#### Required action:
An exact copy of every entry is the answer here, with no pictures.

Excerpts from an interface dataset:
+---+

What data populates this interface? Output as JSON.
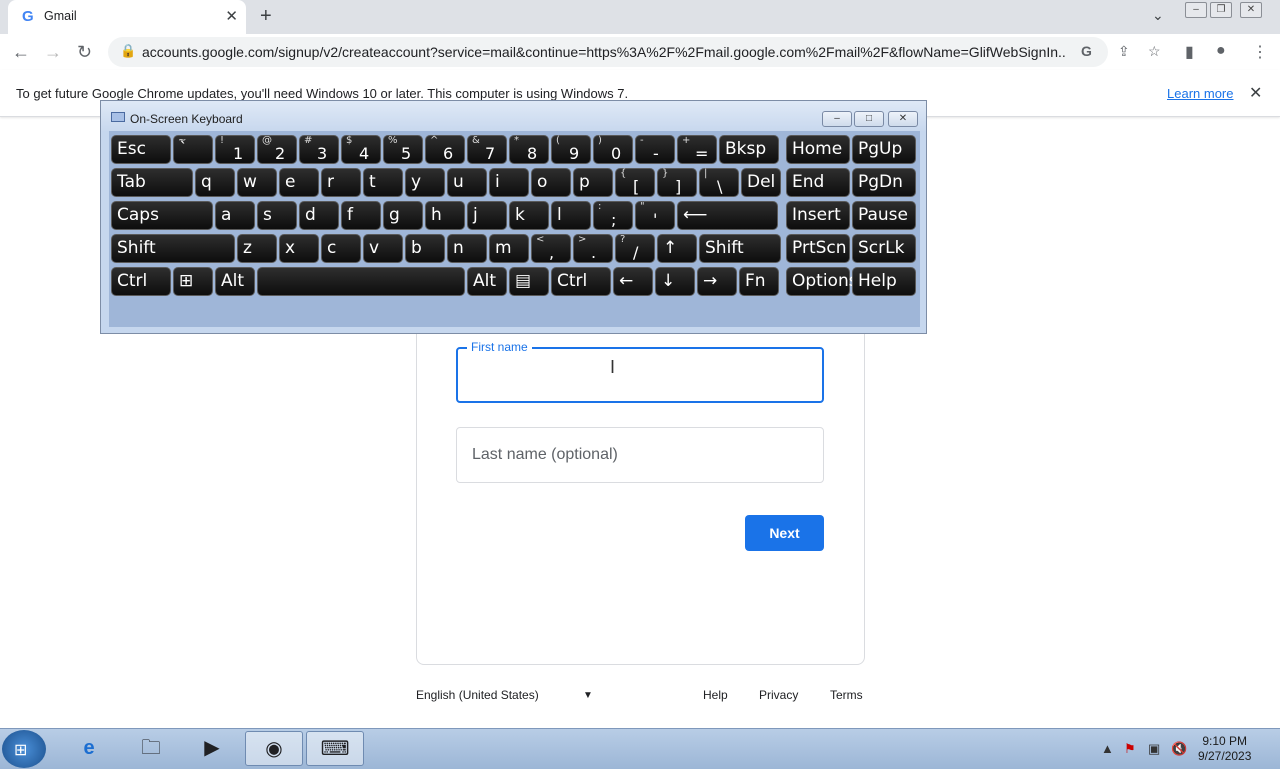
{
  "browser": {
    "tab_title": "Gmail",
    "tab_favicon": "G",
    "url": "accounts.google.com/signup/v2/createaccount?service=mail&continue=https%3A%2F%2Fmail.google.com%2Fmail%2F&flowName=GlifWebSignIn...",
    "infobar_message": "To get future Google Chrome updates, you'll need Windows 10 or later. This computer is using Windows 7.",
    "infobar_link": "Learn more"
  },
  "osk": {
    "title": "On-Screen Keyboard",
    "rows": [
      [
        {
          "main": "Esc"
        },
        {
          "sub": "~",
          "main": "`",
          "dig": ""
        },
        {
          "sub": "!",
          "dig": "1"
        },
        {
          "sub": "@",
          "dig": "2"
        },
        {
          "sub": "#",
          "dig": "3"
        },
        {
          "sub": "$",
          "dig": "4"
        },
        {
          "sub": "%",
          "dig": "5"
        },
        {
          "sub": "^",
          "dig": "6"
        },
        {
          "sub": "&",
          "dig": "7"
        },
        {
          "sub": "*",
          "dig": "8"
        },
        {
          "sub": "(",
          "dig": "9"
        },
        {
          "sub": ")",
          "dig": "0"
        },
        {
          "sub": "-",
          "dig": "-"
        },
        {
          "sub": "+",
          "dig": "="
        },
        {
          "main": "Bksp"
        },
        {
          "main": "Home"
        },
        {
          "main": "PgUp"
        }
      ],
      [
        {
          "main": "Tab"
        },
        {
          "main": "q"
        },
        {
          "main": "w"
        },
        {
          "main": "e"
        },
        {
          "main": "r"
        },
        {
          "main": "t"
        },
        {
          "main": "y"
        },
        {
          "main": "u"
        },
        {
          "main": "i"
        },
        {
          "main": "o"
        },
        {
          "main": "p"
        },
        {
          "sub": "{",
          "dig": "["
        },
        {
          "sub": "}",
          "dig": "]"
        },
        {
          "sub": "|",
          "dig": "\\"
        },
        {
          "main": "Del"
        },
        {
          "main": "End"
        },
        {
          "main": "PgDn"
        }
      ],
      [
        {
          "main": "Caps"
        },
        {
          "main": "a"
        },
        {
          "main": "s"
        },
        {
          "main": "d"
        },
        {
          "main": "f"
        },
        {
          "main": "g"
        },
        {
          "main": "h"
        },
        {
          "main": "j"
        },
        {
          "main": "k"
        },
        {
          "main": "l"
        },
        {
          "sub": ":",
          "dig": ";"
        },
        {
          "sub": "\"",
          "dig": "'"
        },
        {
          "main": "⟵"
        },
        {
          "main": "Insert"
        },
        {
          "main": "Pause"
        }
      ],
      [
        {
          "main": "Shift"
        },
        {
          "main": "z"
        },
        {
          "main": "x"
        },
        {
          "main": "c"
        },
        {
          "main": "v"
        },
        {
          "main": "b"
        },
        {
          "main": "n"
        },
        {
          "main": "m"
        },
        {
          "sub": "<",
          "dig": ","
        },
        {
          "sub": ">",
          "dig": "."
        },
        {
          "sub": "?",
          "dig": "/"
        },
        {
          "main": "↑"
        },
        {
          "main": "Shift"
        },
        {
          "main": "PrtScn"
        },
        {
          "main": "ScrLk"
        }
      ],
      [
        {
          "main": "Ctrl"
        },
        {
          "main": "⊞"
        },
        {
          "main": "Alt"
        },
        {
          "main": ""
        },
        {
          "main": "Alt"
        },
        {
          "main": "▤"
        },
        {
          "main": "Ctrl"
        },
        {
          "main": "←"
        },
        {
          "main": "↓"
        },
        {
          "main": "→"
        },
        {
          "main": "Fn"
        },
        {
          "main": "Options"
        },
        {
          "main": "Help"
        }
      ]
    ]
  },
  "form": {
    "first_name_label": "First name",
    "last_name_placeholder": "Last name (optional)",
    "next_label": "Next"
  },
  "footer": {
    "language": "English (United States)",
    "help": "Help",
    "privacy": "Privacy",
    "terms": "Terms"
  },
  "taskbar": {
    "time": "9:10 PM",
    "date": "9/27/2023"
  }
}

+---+

#### Written solution:
What data populates this interface? Output as JSON.
{
  "browser": {
    "tab_title": "Gmail",
    "tab_favicon": "G",
    "url": "accounts.google.com/signup/v2/createaccount?service=mail&continue=https%3A%2F%2Fmail.google.com%2Fmail%2F&flowName=GlifWebSignIn...",
    "infobar_message": "To get future Google Chrome updates, you'll need Windows 10 or later. This computer is using Windows 7.",
    "infobar_link": "Learn more"
  },
  "osk": {
    "title": "On-Screen Keyboard",
    "rows": [
      [
        {
          "main": "Esc"
        },
        {
          "sub": "~",
          "main": "`",
          "dig": ""
        },
        {
          "sub": "!",
          "dig": "1"
        },
        {
          "sub": "@",
          "dig": "2"
        },
        {
          "sub": "#",
          "dig": "3"
        },
        {
          "sub": "$",
          "dig": "4"
        },
        {
          "sub": "%",
          "dig": "5"
        },
        {
          "sub": "^",
          "dig": "6"
        },
        {
          "sub": "&",
          "dig": "7"
        },
        {
          "sub": "*",
          "dig": "8"
        },
        {
          "sub": "(",
          "dig": "9"
        },
        {
          "sub": ")",
          "dig": "0"
        },
        {
          "sub": "-",
          "dig": "-"
        },
        {
          "sub": "+",
          "dig": "="
        },
        {
          "main": "Bksp"
        },
        {
          "main": "Home"
        },
        {
          "main": "PgUp"
        }
      ],
      [
        {
          "main": "Tab"
        },
        {
          "main": "q"
        },
        {
          "main": "w"
        },
        {
          "main": "e"
        },
        {
          "main": "r"
        },
        {
          "main": "t"
        },
        {
          "main": "y"
        },
        {
          "main": "u"
        },
        {
          "main": "i"
        },
        {
          "main": "o"
        },
        {
          "main": "p"
        },
        {
          "sub": "{",
          "dig": "["
        },
        {
          "sub": "}",
          "dig": "]"
        },
        {
          "sub": "|",
          "dig": "\\"
        },
        {
          "main": "Del"
        },
        {
          "main": "End"
        },
        {
          "main": "PgDn"
        }
      ],
      [
        {
          "main": "Caps"
        },
        {
          "main": "a"
        },
        {
          "main": "s"
        },
        {
          "main": "d"
        },
        {
          "main": "f"
        },
        {
          "main": "g"
        },
        {
          "main": "h"
        },
        {
          "main": "j"
        },
        {
          "main": "k"
        },
        {
          "main": "l"
        },
        {
          "sub": ":",
          "dig": ";"
        },
        {
          "sub": "\"",
          "dig": "'"
        },
        {
          "main": "⟵"
        },
        {
          "main": "Insert"
        },
        {
          "main": "Pause"
        }
      ],
      [
        {
          "main": "Shift"
        },
        {
          "main": "z"
        },
        {
          "main": "x"
        },
        {
          "main": "c"
        },
        {
          "main": "v"
        },
        {
          "main": "b"
        },
        {
          "main": "n"
        },
        {
          "main": "m"
        },
        {
          "sub": "<",
          "dig": ","
        },
        {
          "sub": ">",
          "dig": "."
        },
        {
          "sub": "?",
          "dig": "/"
        },
        {
          "main": "↑"
        },
        {
          "main": "Shift"
        },
        {
          "main": "PrtScn"
        },
        {
          "main": "ScrLk"
        }
      ],
      [
        {
          "main": "Ctrl"
        },
        {
          "main": "⊞"
        },
        {
          "main": "Alt"
        },
        {
          "main": ""
        },
        {
          "main": "Alt"
        },
        {
          "main": "▤"
        },
        {
          "main": "Ctrl"
        },
        {
          "main": "←"
        },
        {
          "main": "↓"
        },
        {
          "main": "→"
        },
        {
          "main": "Fn"
        },
        {
          "main": "Options"
        },
        {
          "main": "Help"
        }
      ]
    ]
  },
  "form": {
    "first_name_label": "First name",
    "last_name_placeholder": "Last name (optional)",
    "next_label": "Next"
  },
  "footer": {
    "language": "English (United States)",
    "help": "Help",
    "privacy": "Privacy",
    "terms": "Terms"
  },
  "taskbar": {
    "time": "9:10 PM",
    "date": "9/27/2023"
  }
}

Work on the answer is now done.